Fading Strength: Understanding Muscle Atrophy in Dogs with Cancer

Fading Strength: Understanding Muscle Atrophy in Dogs with Cancer

Muscle atrophy, or the loss of muscle mass, is a common but often overlooked consequence of cancer in dogs. As pet owners, understanding this condition and its implications is crucial for providing comprehensive care to our furry companions. This article delves into the causes, symptoms, and management strategies for muscle atrophy in dogs with cancer, aiming to equip you with the knowledge to support your dog's health and well-being.

What is Muscle Atrophy?

Muscle atrophy refers to the wasting away or reduction in size of muscle tissue. In dogs with cancer, this condition can result from a combination of factors, including the cancer itself, treatments, and decreased physical activity. Muscle atrophy not only affects your dog's physical appearance but also their mobility, strength, and overall quality of life.

Causes of Muscle Atrophy in Dogs with Cancer

  1. Cancer Cachexia: This is a syndrome characterized by severe weight loss and muscle wasting, commonly seen in dogs with advanced cancer. The body's metabolic changes, driven by the tumor, lead to the breakdown of muscle proteins.
  2. Reduced Activity: Dogs undergoing cancer treatment may experience pain, fatigue, and reduced motivation to move, leading to decreased muscle use and subsequent atrophy.
  3. Nutritional Deficiencies: Cancer and its treatments can affect appetite and digestion, leading to inadequate intake of essential nutrients needed for muscle maintenance and growth.
  4. Treatment Side Effects: Chemotherapy and radiation can cause side effects such as nausea and weakness, further reducing a dog's activity levels and contributing to muscle loss.

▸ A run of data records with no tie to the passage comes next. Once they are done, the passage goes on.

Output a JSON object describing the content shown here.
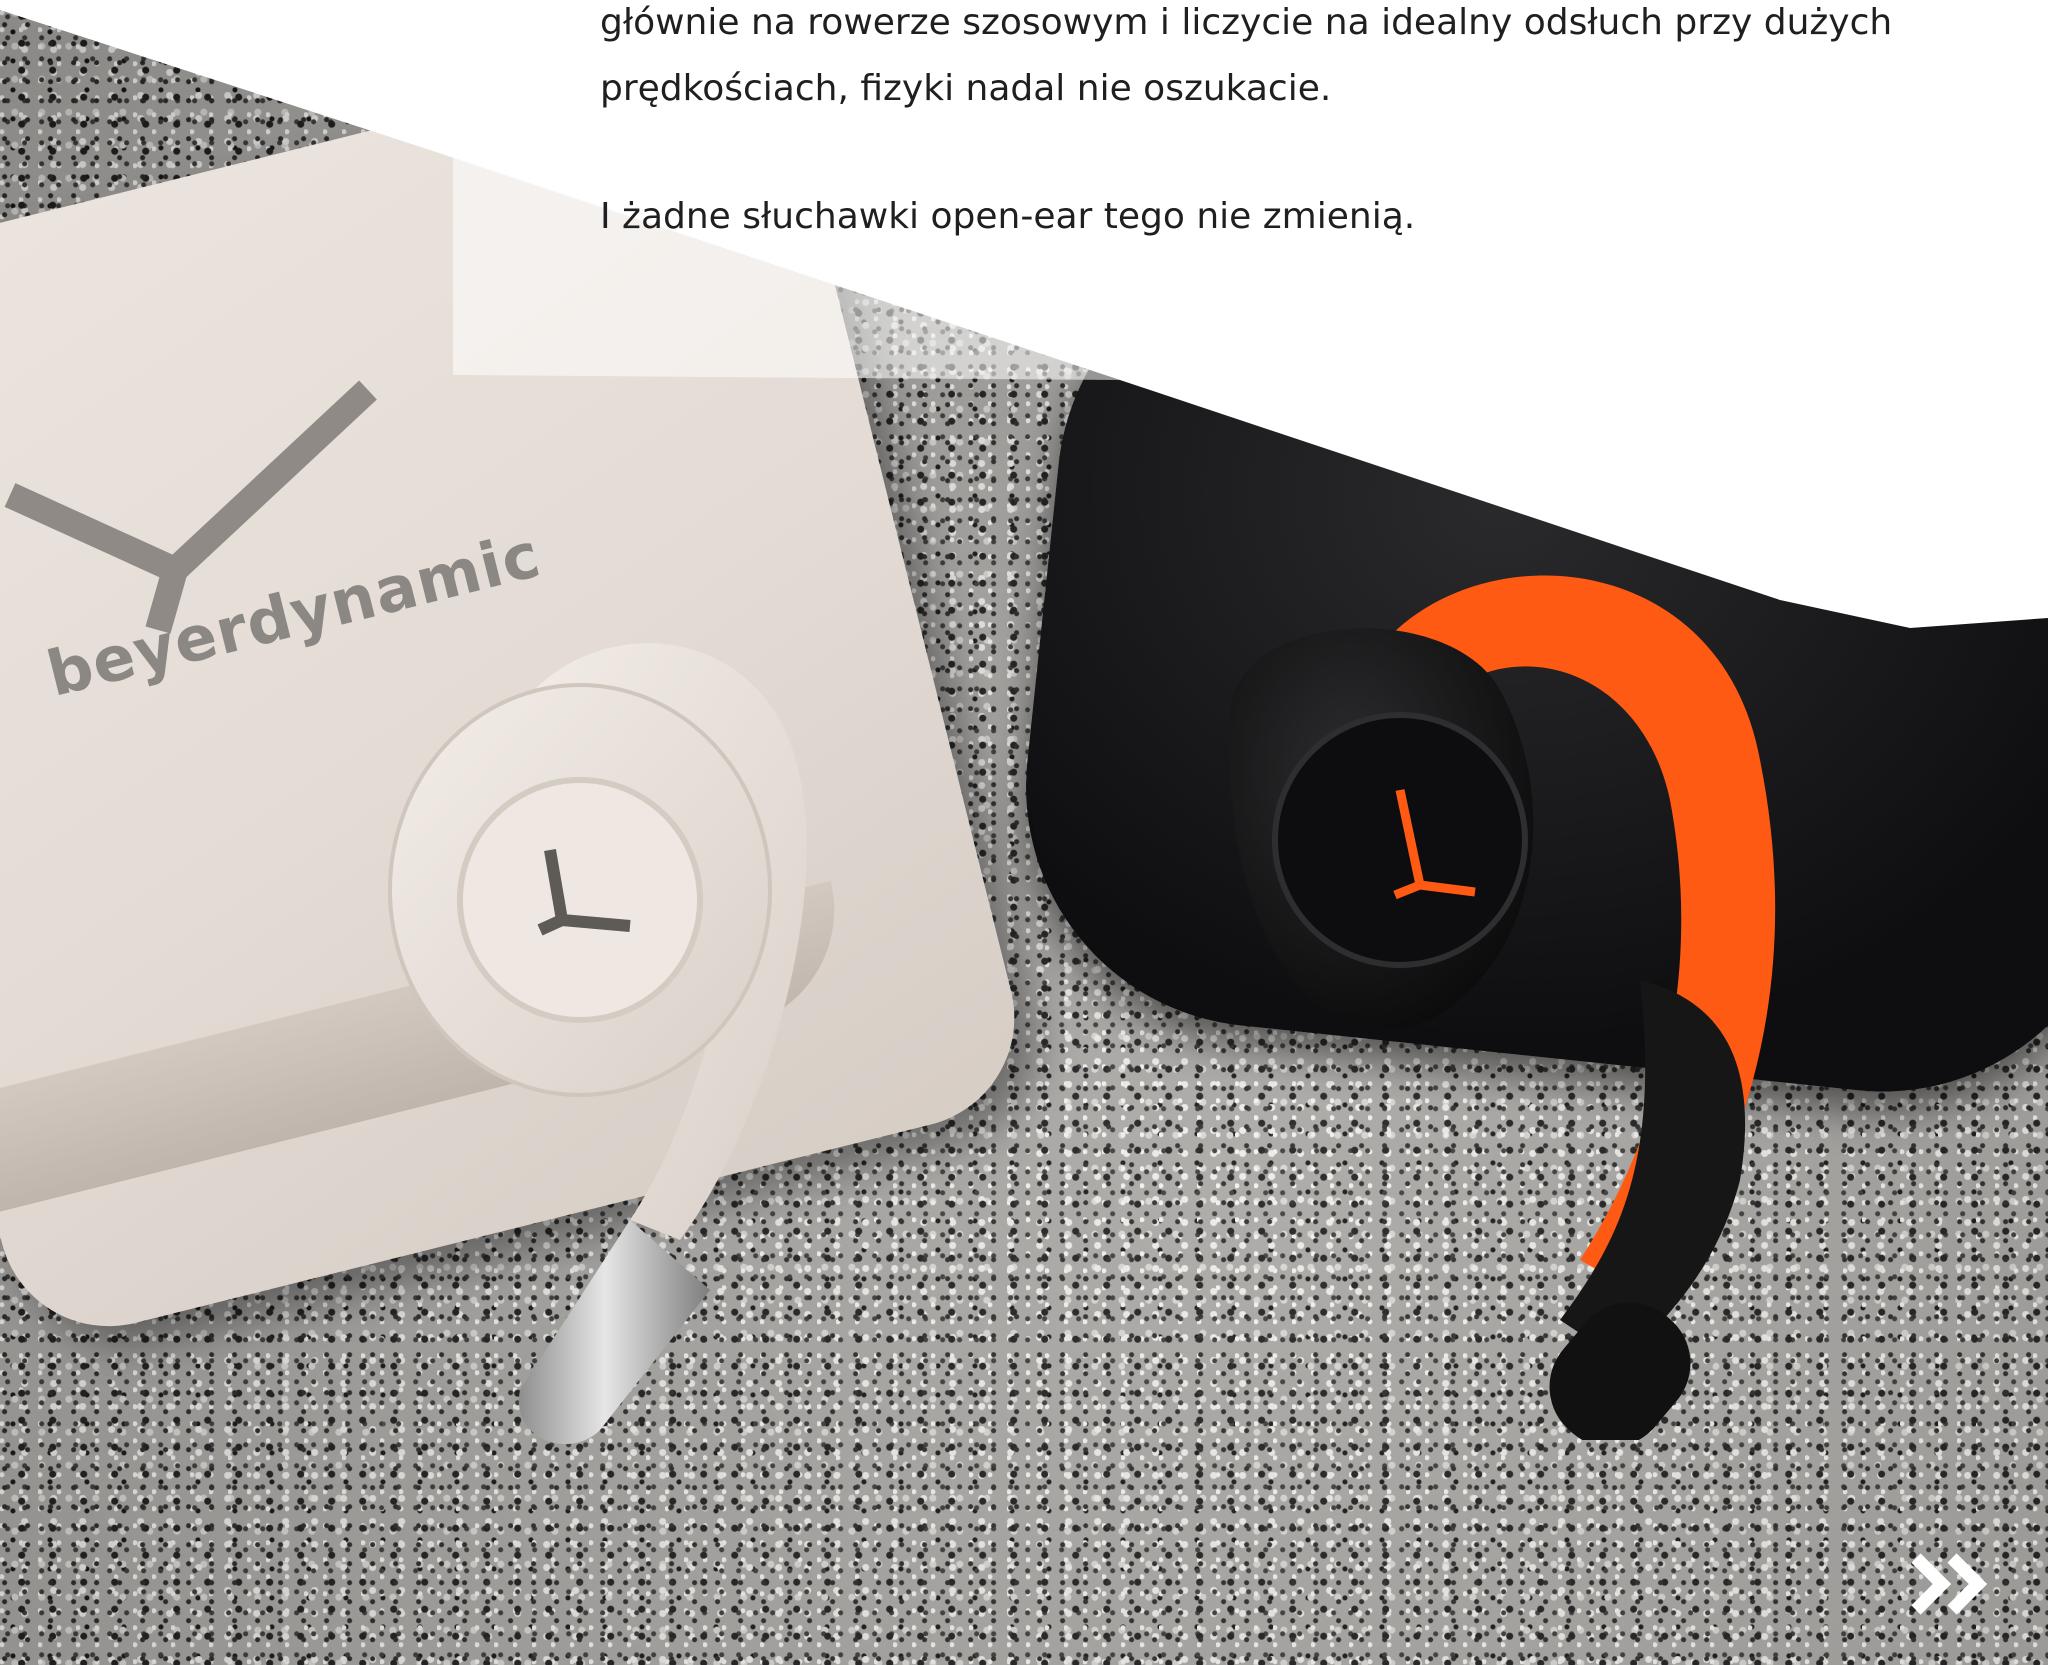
{
  "article": {
    "line1": "głównie na rowerze szosowym i liczycie na idealny odsłuch przy dużych",
    "line2": "prędkościach, fizyki nadal nie oszukacie.",
    "line3": "I żadne słuchawki open-ear tego nie zmienią."
  },
  "photo": {
    "brand_label": "beyerdynamic"
  },
  "navigation": {
    "next_icon": "double-chevron-right-icon"
  },
  "colors": {
    "accent_orange": "#ff5a14",
    "case_white": "#e6ded7",
    "case_black": "#141416",
    "text": "#1f1f1f"
  }
}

Recognizing Symptoms of Muscle Atrophy

Early detection of muscle atrophy can make a significant difference in managing the condition. Look for these signs in your dog:

  • Noticeable thinning of muscles, particularly around the legs and spine
  • Weakness or reluctance to engage in physical activities
  • Difficulty standing up, climbing stairs, or jumping
  • Visible weight loss despite normal eating habits
  • Lethargy and reduced enthusiasm for play

Managing Muscle Atrophy in Dogs with Cancer

  1. Balanced Nutrition: Provide a high-quality, nutrient-dense diet tailored to your dog's needs. Consult with your veterinarian or a veterinary nutritionist to ensure they receive adequate protein, vitamins, and minerals to support muscle health.
  2. Regular Exercise: Engage your dog in gentle, low-impact exercises to maintain muscle mass and strength. Short walks, swimming, and controlled play sessions can be beneficial. Always consult your vet before starting any new exercise regimen.
  3. Physical Therapy: Consider professional physical therapy or rehabilitation services. Techniques such as massage, hydrotherapy, and range-of-motion exercises can help maintain muscle tone and flexibility.
  4. Pain Management: Effective pain management is crucial for encouraging activity. Work with your vet to find the best pain relief options for your dog, which may include medications, acupuncture, or laser therapy.
  5. Supplements: Certain supplements, such as Omega-3 fatty acids, glucosamine, and antioxidants, can support muscle health and overall well-being. Always discuss with your vet before adding any supplements to your dog's diet.

Emotional Support and Encouragement

  1. Positive Reinforcement: Encourage and reward your dog for engaging in physical activities, even small ones. Positive reinforcement can boost their motivation and morale.
  2. Comfort and Care: Ensure your dog has a comfortable and supportive environment. Provide soft bedding and make their living space easily accessible to reduce the strain on weakened muscles.
  3. Regular Vet Check-ups: Frequent veterinary visits are essential for monitoring your dog's condition and adjusting their care plan as needed. Early intervention can help manage muscle atrophy more effectively.


Muscle atrophy in dogs with cancer is a multifaceted issue that requires a comprehensive approach to manage effectively. By understanding the causes and symptoms, and implementing strategies to support muscle health, you can significantly improve your dog's quality of life. Stay proactive, consult with your veterinarian regularly, and provide the love and care your dog needs to navigate this challenging journey.

Tilbage til blog